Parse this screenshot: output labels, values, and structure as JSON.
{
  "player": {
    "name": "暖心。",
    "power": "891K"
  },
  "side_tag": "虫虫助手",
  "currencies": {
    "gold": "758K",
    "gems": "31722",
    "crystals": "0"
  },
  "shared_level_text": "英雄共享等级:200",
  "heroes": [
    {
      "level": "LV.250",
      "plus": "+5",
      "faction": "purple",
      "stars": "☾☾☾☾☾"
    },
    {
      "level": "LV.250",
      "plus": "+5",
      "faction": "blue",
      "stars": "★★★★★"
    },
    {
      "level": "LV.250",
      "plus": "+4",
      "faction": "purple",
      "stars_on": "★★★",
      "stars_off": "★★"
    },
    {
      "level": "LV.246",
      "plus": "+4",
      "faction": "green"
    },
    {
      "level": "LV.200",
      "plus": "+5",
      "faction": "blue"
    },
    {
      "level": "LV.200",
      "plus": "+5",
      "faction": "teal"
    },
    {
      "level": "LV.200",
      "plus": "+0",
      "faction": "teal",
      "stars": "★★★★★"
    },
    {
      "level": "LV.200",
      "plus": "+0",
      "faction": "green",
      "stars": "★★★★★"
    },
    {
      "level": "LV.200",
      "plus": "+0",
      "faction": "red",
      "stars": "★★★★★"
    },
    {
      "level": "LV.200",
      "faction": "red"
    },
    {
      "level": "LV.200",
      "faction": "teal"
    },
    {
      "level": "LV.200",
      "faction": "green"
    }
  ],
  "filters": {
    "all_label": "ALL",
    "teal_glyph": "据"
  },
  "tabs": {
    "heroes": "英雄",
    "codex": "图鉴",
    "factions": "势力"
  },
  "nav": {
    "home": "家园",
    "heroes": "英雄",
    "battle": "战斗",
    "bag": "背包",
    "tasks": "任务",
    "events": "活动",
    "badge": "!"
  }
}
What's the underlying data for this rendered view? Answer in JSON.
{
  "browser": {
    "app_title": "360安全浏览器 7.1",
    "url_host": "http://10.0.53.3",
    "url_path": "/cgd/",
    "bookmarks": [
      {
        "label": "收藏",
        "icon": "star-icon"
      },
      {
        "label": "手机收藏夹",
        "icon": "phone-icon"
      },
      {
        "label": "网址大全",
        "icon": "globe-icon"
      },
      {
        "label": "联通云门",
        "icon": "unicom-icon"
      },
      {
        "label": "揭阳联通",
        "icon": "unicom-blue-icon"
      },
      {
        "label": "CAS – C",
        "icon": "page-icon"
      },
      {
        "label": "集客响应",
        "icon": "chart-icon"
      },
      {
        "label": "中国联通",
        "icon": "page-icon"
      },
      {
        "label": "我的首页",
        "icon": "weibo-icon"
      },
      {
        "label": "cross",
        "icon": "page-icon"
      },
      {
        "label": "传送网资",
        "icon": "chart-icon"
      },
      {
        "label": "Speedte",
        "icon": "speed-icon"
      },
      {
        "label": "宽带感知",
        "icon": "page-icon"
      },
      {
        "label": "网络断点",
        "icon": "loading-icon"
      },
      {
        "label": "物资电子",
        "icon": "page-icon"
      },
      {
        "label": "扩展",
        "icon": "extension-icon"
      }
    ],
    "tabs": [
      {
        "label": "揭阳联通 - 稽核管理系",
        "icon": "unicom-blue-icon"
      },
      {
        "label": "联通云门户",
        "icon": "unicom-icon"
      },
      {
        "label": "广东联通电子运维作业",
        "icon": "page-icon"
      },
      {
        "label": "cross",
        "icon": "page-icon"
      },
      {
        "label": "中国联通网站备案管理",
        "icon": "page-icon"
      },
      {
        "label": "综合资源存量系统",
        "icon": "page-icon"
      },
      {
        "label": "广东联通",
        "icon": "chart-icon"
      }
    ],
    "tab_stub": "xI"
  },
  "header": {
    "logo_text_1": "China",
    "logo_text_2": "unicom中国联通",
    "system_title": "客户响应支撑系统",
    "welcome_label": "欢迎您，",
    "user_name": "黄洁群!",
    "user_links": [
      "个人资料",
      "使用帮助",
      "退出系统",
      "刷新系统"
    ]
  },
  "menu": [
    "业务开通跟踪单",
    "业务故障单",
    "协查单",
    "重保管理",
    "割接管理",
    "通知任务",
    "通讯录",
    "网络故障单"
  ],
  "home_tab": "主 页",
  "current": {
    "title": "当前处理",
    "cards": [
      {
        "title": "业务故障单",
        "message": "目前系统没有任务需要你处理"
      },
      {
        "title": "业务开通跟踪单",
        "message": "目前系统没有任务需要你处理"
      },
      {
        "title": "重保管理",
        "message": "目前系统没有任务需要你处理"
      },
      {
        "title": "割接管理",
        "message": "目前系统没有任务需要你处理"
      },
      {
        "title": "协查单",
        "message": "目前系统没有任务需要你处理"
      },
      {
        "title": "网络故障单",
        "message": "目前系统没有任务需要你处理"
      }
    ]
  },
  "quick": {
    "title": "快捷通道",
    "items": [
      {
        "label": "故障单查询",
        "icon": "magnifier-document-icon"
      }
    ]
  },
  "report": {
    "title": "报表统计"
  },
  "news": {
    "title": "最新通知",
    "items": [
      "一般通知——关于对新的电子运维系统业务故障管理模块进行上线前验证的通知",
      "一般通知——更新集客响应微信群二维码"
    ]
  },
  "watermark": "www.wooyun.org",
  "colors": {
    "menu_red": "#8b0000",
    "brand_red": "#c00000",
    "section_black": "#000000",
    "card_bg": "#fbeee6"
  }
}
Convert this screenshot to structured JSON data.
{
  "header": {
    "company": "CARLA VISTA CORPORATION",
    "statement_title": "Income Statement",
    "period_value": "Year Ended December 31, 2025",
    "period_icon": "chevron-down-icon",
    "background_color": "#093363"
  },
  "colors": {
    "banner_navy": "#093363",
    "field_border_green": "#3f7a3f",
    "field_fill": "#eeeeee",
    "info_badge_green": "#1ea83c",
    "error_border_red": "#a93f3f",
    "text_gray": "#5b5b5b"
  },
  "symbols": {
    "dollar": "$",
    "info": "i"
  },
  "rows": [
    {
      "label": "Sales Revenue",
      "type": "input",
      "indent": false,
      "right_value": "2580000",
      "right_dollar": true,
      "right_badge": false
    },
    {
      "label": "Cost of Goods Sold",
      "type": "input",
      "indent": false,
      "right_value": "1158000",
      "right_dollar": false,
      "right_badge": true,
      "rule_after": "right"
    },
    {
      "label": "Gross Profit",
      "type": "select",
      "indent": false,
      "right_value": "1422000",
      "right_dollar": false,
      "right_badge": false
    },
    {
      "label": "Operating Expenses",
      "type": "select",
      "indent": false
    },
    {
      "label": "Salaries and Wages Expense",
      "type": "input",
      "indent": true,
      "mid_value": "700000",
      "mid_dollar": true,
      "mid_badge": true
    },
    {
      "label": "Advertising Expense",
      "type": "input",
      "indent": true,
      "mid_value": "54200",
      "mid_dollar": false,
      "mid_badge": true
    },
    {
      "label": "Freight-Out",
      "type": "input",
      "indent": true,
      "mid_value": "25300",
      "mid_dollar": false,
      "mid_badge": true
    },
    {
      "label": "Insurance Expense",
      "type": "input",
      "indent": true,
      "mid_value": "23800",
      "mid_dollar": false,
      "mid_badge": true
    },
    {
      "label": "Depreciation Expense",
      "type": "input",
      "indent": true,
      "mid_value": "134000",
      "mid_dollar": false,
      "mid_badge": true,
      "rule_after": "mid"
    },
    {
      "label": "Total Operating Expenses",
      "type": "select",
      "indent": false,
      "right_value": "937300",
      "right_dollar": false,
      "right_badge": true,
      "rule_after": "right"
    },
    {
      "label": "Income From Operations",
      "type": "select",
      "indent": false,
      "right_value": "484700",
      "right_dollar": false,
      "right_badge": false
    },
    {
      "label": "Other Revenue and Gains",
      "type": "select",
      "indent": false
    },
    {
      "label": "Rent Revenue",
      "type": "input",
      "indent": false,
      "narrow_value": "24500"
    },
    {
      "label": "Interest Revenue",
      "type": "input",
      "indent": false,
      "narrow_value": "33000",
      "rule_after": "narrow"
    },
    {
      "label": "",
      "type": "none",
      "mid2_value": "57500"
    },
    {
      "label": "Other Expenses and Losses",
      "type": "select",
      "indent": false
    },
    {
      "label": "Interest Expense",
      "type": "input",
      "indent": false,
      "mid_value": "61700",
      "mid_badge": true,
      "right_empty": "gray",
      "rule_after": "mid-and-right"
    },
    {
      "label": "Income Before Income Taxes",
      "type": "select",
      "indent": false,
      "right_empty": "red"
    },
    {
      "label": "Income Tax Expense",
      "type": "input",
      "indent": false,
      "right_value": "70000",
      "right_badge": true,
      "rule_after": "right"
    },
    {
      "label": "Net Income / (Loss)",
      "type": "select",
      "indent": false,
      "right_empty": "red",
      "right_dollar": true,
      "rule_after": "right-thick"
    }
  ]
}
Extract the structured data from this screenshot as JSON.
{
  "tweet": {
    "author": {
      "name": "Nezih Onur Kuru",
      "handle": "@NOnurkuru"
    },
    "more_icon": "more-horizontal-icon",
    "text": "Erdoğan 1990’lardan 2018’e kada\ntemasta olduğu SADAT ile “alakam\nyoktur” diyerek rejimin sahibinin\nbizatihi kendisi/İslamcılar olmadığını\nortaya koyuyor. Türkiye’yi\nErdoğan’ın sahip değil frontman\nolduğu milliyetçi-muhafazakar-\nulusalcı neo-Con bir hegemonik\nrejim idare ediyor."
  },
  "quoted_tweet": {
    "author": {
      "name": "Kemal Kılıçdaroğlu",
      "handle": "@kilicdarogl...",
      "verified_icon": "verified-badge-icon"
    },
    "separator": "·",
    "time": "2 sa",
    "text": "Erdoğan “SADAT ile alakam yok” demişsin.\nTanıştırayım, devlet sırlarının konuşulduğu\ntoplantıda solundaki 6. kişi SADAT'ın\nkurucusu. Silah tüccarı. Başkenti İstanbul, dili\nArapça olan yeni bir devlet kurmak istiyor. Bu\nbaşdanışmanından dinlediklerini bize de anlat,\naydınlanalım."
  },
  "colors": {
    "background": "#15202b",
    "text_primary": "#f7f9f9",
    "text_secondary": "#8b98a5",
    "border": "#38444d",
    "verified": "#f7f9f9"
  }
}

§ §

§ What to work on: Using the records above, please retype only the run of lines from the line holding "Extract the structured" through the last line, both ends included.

§ Task response:
Extract the structured data from this screenshot as JSON.
{
  "tweet": {
    "author": {
      "name": "Nezih Onur Kuru",
      "handle": "@NOnurkuru"
    },
    "more_icon": "more-horizontal-icon",
    "text": "Erdoğan 1990’lardan 2018’e kada\ntemasta olduğu SADAT ile “alakam\nyoktur” diyerek rejimin sahibinin\nbizatihi kendisi/İslamcılar olmadığını\nortaya koyuyor. Türkiye’yi\nErdoğan’ın sahip değil frontman\nolduğu milliyetçi-muhafazakar-\nulusalcı neo-Con bir hegemonik\nrejim idare ediyor."
  },
  "quoted_tweet": {
    "author": {
      "name": "Kemal Kılıçdaroğlu",
      "handle": "@kilicdarogl...",
      "verified_icon": "verified-badge-icon"
    },
    "separator": "·",
    "time": "2 sa",
    "text": "Erdoğan “SADAT ile alakam yok” demişsin.\nTanıştırayım, devlet sırlarının konuşulduğu\ntoplantıda solundaki 6. kişi SADAT'ın\nkurucusu. Silah tüccarı. Başkenti İstanbul, dili\nArapça olan yeni bir devlet kurmak istiyor. Bu\nbaşdanışmanından dinlediklerini bize de anlat,\naydınlanalım."
  },
  "colors": {
    "background": "#15202b",
    "text_primary": "#f7f9f9",
    "text_secondary": "#8b98a5",
    "border": "#38444d",
    "verified": "#f7f9f9"
  }
}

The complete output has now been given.